So, yeah, you do develop a bit of a thick skin, and you have to. But at the same time you do have to maintain that empathy and understanding, because, like I said, a lot of times we're going to deal with these people more than once.

Honestly, it benefits us more to work with the person and come to that understanding, because we both want the same goal: We want to pay off that debt.

Q: A lot has changed about your business over the past 90 years, including the very nature of the services it provides, going from a credit bureau to a debt-collection agency. One thing that's been consistent is that your service is local. Are local collection agencies still the norm?

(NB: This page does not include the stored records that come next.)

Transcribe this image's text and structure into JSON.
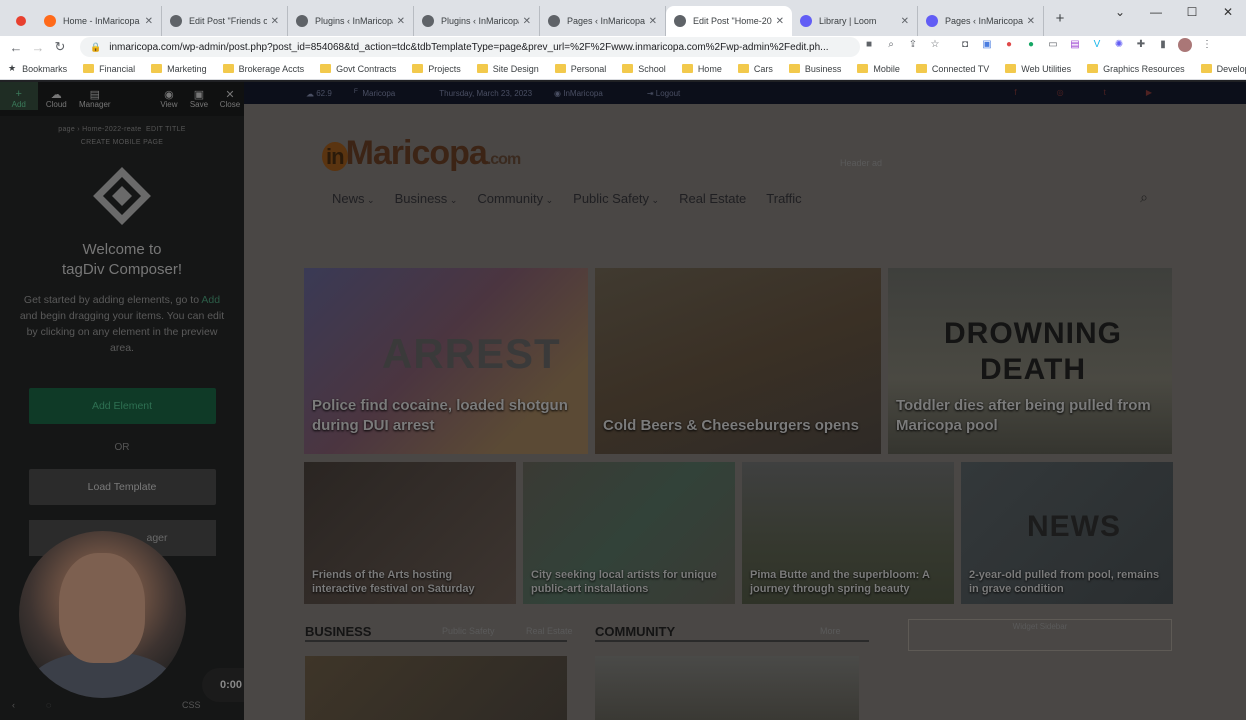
{
  "browser": {
    "tabs": [
      {
        "title": "Home - InMaricopa",
        "fav": "inmaricopa-icon",
        "color": "#ff6a1a"
      },
      {
        "title": "Edit Post \"Friends of",
        "fav": "globe-icon",
        "color": "#5f6368"
      },
      {
        "title": "Plugins ‹ InMaricopa",
        "fav": "globe-icon",
        "color": "#5f6368"
      },
      {
        "title": "Plugins ‹ InMaricopa",
        "fav": "globe-icon",
        "color": "#5f6368"
      },
      {
        "title": "Pages ‹ InMaricopa",
        "fav": "globe-icon",
        "color": "#5f6368"
      },
      {
        "title": "Edit Post \"Home-20",
        "fav": "globe-icon",
        "color": "#5f6368"
      },
      {
        "title": "Library | Loom",
        "fav": "loom-icon",
        "color": "#625df5"
      },
      {
        "title": "Pages ‹ InMaricopa",
        "fav": "loom-icon",
        "color": "#625df5"
      }
    ],
    "active_tab": 5,
    "url": "inmaricopa.com/wp-admin/post.php?post_id=854068&td_action=tdc&tdbTemplateType=page&prev_url=%2F%2Fwww.inmaricopa.com%2Fwp-admin%2Fedit.ph...",
    "bookmarks": [
      "Bookmarks",
      "Financial",
      "Marketing",
      "Brokerage Accts",
      "Govt Contracts",
      "Projects",
      "Site Design",
      "Personal",
      "School",
      "Home",
      "Cars",
      "Business",
      "Mobile",
      "Connected TV",
      "Web Utilities",
      "Graphics Resources",
      "Developers"
    ]
  },
  "composer": {
    "toolbar": {
      "add": "Add",
      "cloud": "Cloud",
      "manager": "Manager",
      "view": "View",
      "save": "Save",
      "close": "Close"
    },
    "crumb_page": "page",
    "crumb_name": "Home-2022-reate",
    "crumb_edit": "EDIT TITLE",
    "crumb_mobile": "CREATE MOBILE PAGE",
    "welcome_line1": "Welcome to",
    "welcome_line2": "tagDiv Composer!",
    "desc_a": "Get started by adding elements, go to",
    "desc_link": "Add",
    "desc_b": "and begin dragging your items. You can edit by clicking on any element in the preview area.",
    "add_element": "Add Element",
    "or": "OR",
    "load_template": "Load Template",
    "manager_btn": "ager",
    "bottom_css": "CSS"
  },
  "recorder": {
    "time": "0:00"
  },
  "site": {
    "weather": "62.9",
    "weather_unit": "F",
    "city": "Maricopa",
    "date": "Thursday, March 23, 2023",
    "user": "InMaricopa",
    "logout": "Logout",
    "logo_main": "Maricopa",
    "logo_in": "in",
    "logo_tld": ".com",
    "header_ad": "Header ad",
    "menu": [
      "News",
      "Business",
      "Community",
      "Public Safety",
      "Real Estate",
      "Traffic"
    ],
    "big_tiles": [
      {
        "overlay": "ARREST",
        "caption": "Police find cocaine, loaded shotgun during DUI arrest"
      },
      {
        "overlay": "",
        "caption": "Cold Beers & Cheeseburgers opens"
      },
      {
        "overlay": "DROWNING DEATH",
        "caption": "Toddler dies after being pulled from Maricopa pool"
      }
    ],
    "small_tiles": [
      {
        "overlay": "",
        "caption": "Friends of the Arts hosting interactive festival on Saturday"
      },
      {
        "overlay": "",
        "caption": "City seeking local artists for unique public-art installations"
      },
      {
        "overlay": "",
        "caption": "Pima Butte and the superbloom: A journey through spring beauty"
      },
      {
        "overlay": "NEWS",
        "caption": "2-year-old pulled from pool, remains in grave condition"
      }
    ],
    "sections": {
      "business": "BUSINESS",
      "business_links": [
        "Public Safety",
        "Real Estate"
      ],
      "community": "COMMUNITY",
      "community_link": "More",
      "widget": "Widget Sidebar"
    }
  }
}
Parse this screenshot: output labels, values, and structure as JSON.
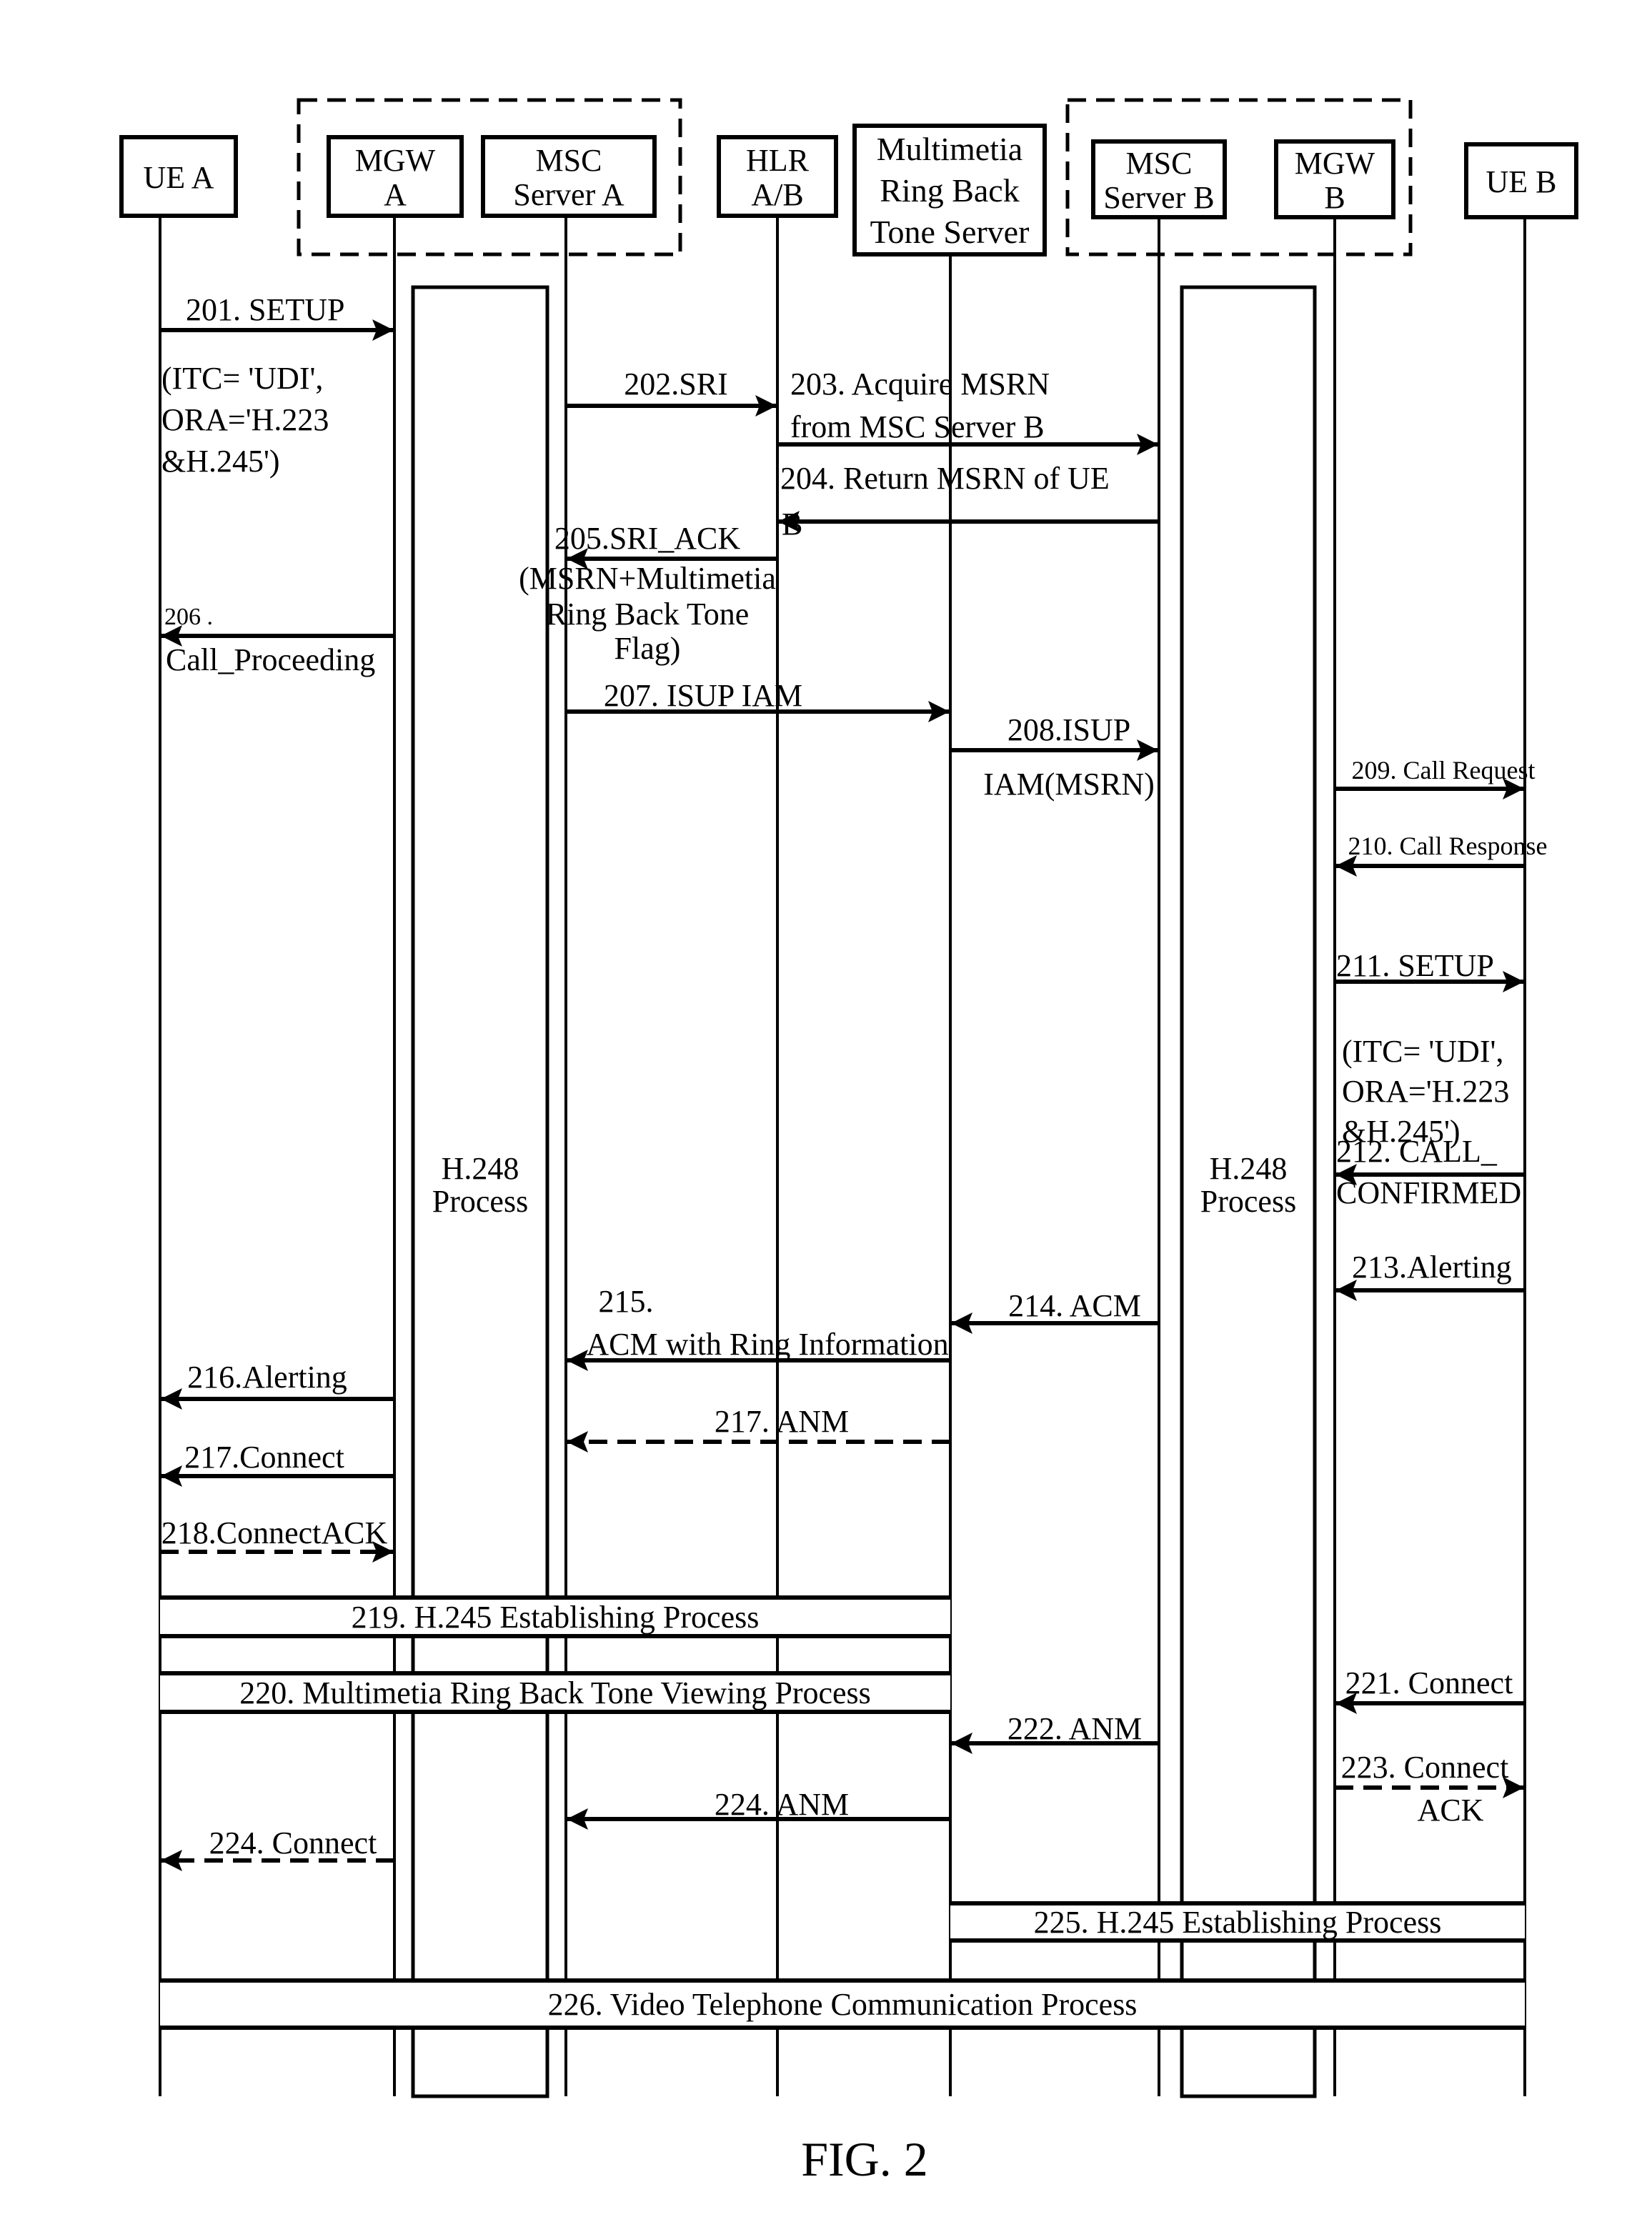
{
  "figure": {
    "caption": "FIG. 2",
    "groups": [
      {
        "id": "network-a",
        "label": "",
        "members": [
          "mgw-a",
          "msc-a"
        ]
      },
      {
        "id": "network-b",
        "label": "",
        "members": [
          "msc-b",
          "mgw-b"
        ]
      }
    ],
    "entities": [
      {
        "id": "ue-a",
        "lines": [
          "UE A"
        ]
      },
      {
        "id": "mgw-a",
        "lines": [
          "MGW",
          "A"
        ]
      },
      {
        "id": "msc-a",
        "lines": [
          "MSC",
          "Server A"
        ]
      },
      {
        "id": "hlr",
        "lines": [
          "HLR",
          "A/B"
        ]
      },
      {
        "id": "mrbt",
        "lines": [
          "Multimetia",
          "Ring Back",
          "Tone Server"
        ]
      },
      {
        "id": "msc-b",
        "lines": [
          "MSC",
          "Server B"
        ]
      },
      {
        "id": "mgw-b",
        "lines": [
          "MGW",
          "B"
        ]
      },
      {
        "id": "ue-b",
        "lines": [
          "UE B"
        ]
      }
    ],
    "processes": [
      {
        "id": "h248-a",
        "lines": [
          "H.248",
          "Process"
        ],
        "between": [
          "mgw-a",
          "msc-a"
        ]
      },
      {
        "id": "h248-b",
        "lines": [
          "H.248",
          "Process"
        ],
        "between": [
          "msc-b",
          "mgw-b"
        ]
      }
    ],
    "messages": [
      {
        "id": "201",
        "from": "ue-a",
        "to": "mgw-a",
        "style": "solid",
        "lines": [
          "201. SETUP",
          "(ITC= 'UDI',",
          "ORA='H.223",
          "&H.245')"
        ]
      },
      {
        "id": "202",
        "from": "msc-a",
        "to": "hlr",
        "style": "solid",
        "lines": [
          "202.SRI"
        ]
      },
      {
        "id": "203",
        "from": "hlr",
        "to": "msc-b",
        "style": "solid",
        "lines": [
          "203. Acquire MSRN",
          "from MSC Server B"
        ]
      },
      {
        "id": "204",
        "from": "msc-b",
        "to": "hlr",
        "style": "solid",
        "lines": [
          "204. Return MSRN of UE",
          "B"
        ]
      },
      {
        "id": "205",
        "from": "hlr",
        "to": "msc-a",
        "style": "solid",
        "lines": [
          "205.SRI_ACK",
          "(MSRN+Multimetia",
          "Ring Back Tone",
          "Flag)"
        ]
      },
      {
        "id": "206",
        "from": "mgw-a",
        "to": "ue-a",
        "style": "solid",
        "lines": [
          "206 .",
          "Call_Proceeding"
        ]
      },
      {
        "id": "207",
        "from": "msc-a",
        "to": "mrbt",
        "style": "solid",
        "lines": [
          "207. ISUP IAM"
        ]
      },
      {
        "id": "208",
        "from": "mrbt",
        "to": "msc-b",
        "style": "solid",
        "lines": [
          "208.ISUP",
          "IAM(MSRN)"
        ]
      },
      {
        "id": "209",
        "from": "mgw-b",
        "to": "ue-b",
        "style": "solid",
        "lines": [
          "209. Call Request"
        ]
      },
      {
        "id": "210",
        "from": "ue-b",
        "to": "mgw-b",
        "style": "solid",
        "lines": [
          "210. Call Response"
        ]
      },
      {
        "id": "211",
        "from": "mgw-b",
        "to": "ue-b",
        "style": "solid",
        "lines": [
          "211. SETUP",
          "(ITC= 'UDI',",
          "ORA='H.223",
          "&H.245')"
        ]
      },
      {
        "id": "212",
        "from": "ue-b",
        "to": "mgw-b",
        "style": "solid",
        "lines": [
          "212. CALL_",
          "CONFIRMED"
        ]
      },
      {
        "id": "213",
        "from": "ue-b",
        "to": "mgw-b",
        "style": "solid",
        "lines": [
          "213.Alerting"
        ]
      },
      {
        "id": "214",
        "from": "msc-b",
        "to": "mrbt",
        "style": "solid",
        "lines": [
          "214. ACM"
        ]
      },
      {
        "id": "215",
        "from": "mrbt",
        "to": "msc-a",
        "style": "solid",
        "lines": [
          "215.",
          "ACM with Ring Information"
        ]
      },
      {
        "id": "216",
        "from": "mgw-a",
        "to": "ue-a",
        "style": "solid",
        "lines": [
          "216.Alerting"
        ]
      },
      {
        "id": "217a",
        "from": "mrbt",
        "to": "msc-a",
        "style": "dashed",
        "lines": [
          "217. ANM"
        ]
      },
      {
        "id": "217b",
        "from": "mgw-a",
        "to": "ue-a",
        "style": "solid",
        "lines": [
          "217.Connect"
        ]
      },
      {
        "id": "218",
        "from": "ue-a",
        "to": "mgw-a",
        "style": "dashed",
        "lines": [
          "218.ConnectACK"
        ]
      },
      {
        "id": "221",
        "from": "ue-b",
        "to": "mgw-b",
        "style": "solid",
        "lines": [
          "221. Connect"
        ]
      },
      {
        "id": "222",
        "from": "msc-b",
        "to": "mrbt",
        "style": "solid",
        "lines": [
          "222. ANM"
        ]
      },
      {
        "id": "223",
        "from": "mgw-b",
        "to": "ue-b",
        "style": "dashed",
        "lines": [
          "223. Connect",
          "ACK"
        ]
      },
      {
        "id": "224a",
        "from": "mrbt",
        "to": "msc-a",
        "style": "solid",
        "lines": [
          "224. ANM"
        ]
      },
      {
        "id": "224b",
        "from": "mgw-a",
        "to": "ue-a",
        "style": "dashed",
        "lines": [
          "224. Connect"
        ]
      }
    ],
    "spans": [
      {
        "id": "219",
        "from": "ue-a",
        "to": "mrbt",
        "label": "219. H.245 Establishing Process"
      },
      {
        "id": "220",
        "from": "ue-a",
        "to": "mrbt",
        "label": "220. Multimetia Ring Back Tone Viewing Process"
      },
      {
        "id": "225",
        "from": "mrbt",
        "to": "ue-b",
        "label": "225. H.245 Establishing Process"
      },
      {
        "id": "226",
        "from": "ue-a",
        "to": "ue-b",
        "label": "226. Video Telephone Communication Process"
      }
    ]
  }
}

A: Historically, yes. Every community had their local collection agency, and they worked with the local community and maybe the surrounding area. Starting in the 2000s, where the economy was really booming, you started seeing more really large collection agencies going for the big, nationwide clients - your credit-card companies and your large-industry type of clients. There was a push toward more of this, "Hey, we'll just cover everything and set up a call center with 500 people in India and do it that way, over the phone."

There were a lot of smaller agencies that got eaten up over the years by these larger firms. There are still quite a few small ones - there's one in just about every town - but there's definitely this battle, kind of a push and shove, trying to remind local people that you're going to have a lot better success with a local agency than you are with these guys who have a call center using automated phone messages, placing calls nationwide.

•••

mtatko@lmtribune.com, (208) 848-2244

Idaho Statesman is pleased to provide this opportunity to share information, experiences and observations about what's in the news. Some of the comments may be reprinted elsewhere in the site or in the newspaper. We encourage lively, open debate on the issues of the day, and ask that you refrain from profanity, hate speech, personal comments and remarks that are off point. Thank you for taking the time to offer your thoughts.

Commenting FAQs | Terms of Service